England – Connor O’Shea (Harlequins): When Ireland was looking for a new national team coach a few years back, O’Shea’s name was mentioned but he chose to withdraw. He had recently won the Premiership with Harlequins and was happy where he was. Now in 2016 he announces that after this season of the Aviva Premiership, he is stepping down as Director of Rugby for Harlequins. The trouble for onlookers is that there is no clear cut destination for O’Shea. It is possible that he will take a break from the game to spend more time with family and probably just do some booth work. However, the heavy speculation is that he is leaving England for Italy to become the new head coach, taking over for Jacques Breunel. There is also talk that he is heading back home to Ireland to take over at Munster or maybe even Leinster. We believe he will land in Italy but no one is quite sure, obviously O’Shea knows how to keep a secret and we will just wait to see where he lands.

Federation de Italian Rugby: There has been much discussion inside Italian rugby about the future of Italy’s PRO12 teams. Last month, FIR president Alfredo Gavazzi suggested a third PRO12 team as part of the solution. This week his opposition and head of Venetian rugby Marzio Innocenti said that what Italy need is just one PRO12 team, without foreigners, and to save money to fix Eccellenza (Italian domestic comp) and junior rugby. This is an interesting debate and fight for power in Italy. What adds to this is that both Italian Pro12 haven’t performed well the past few seasons so a way forth has to be made.

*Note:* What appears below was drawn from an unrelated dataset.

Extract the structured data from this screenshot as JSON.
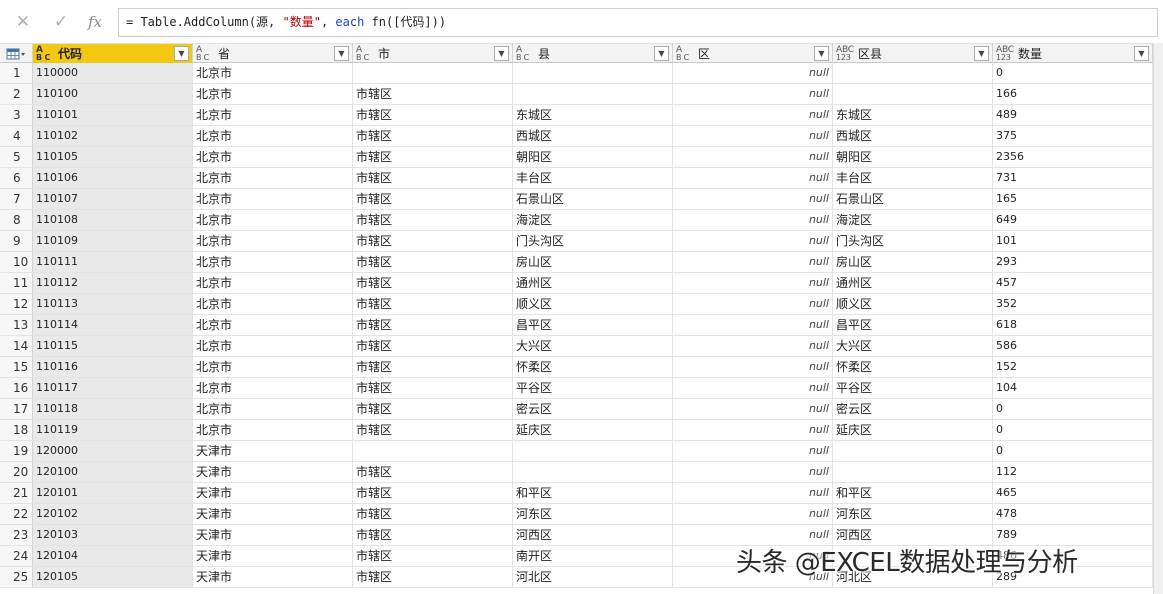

This is on top of a national team struggling to be relevant in the 6 Nations, had a poor RWC and a new coach will have to be decided upon soon.

Premier Rugby Limited: It is strange to have this group back on our admin list so soon but of the the 3 major competitions in Europe, they have the most interesting year ahead. The issue of the salary cap and the way a few clubs consistently break it, is making the league a joke. What is worse is that in the msot recent episode of a club breaking the salary cap, they were disciplined privately and internally by PRL. This meant that the punishment was never made public and in the that one act, PRL lost the confidence of the public. Obviously something is a miss and they rather not acknowledge it. Combine this with a push for greater consideration of not counting academy graduates contracts against the cap, currently a percentage does, but now the demand is for 0%. It will be interesting to see how PRL deals with the salary cap this year.

That’s it for now. Feel free to comment below, look for and “Like” our Facebook Rugby Wrap Up Page and follow us on Twitter@: RugbyWrapUp,Junoir Blaber, DJ Eberle, Nick Hall, James Harrington, Cody Kuxmann, Jaime Loyd, Karen Ritter , Jamie Wall, Jake Frechette and Declan Yeats, respectively.

We will do a Southern Hemisphere Class of 2015 soon, so please look out for it. And, as always… Stay low and keep pumping those legs.

About Junoir Blaber 868 Articles
Born in Osu, Accra, Ghana, West Africa, Junoir Blaber is a rare commodity; while most Ghanians eat, sleep and dream Soccer (football), Junoir is all about Rugby. A self-proclaimed Rugbyologist, he has been involved in Rugby as a ref, coach, administrator and player since Columbus discovered Ohio. His useful/trivial rugby knowledge qualify Blaber as RWU's Senior Correspondent & known in rugby circles as The Rugby Rain Man. He can also be found moonlighting for our American partners at MeetTheMatts.com.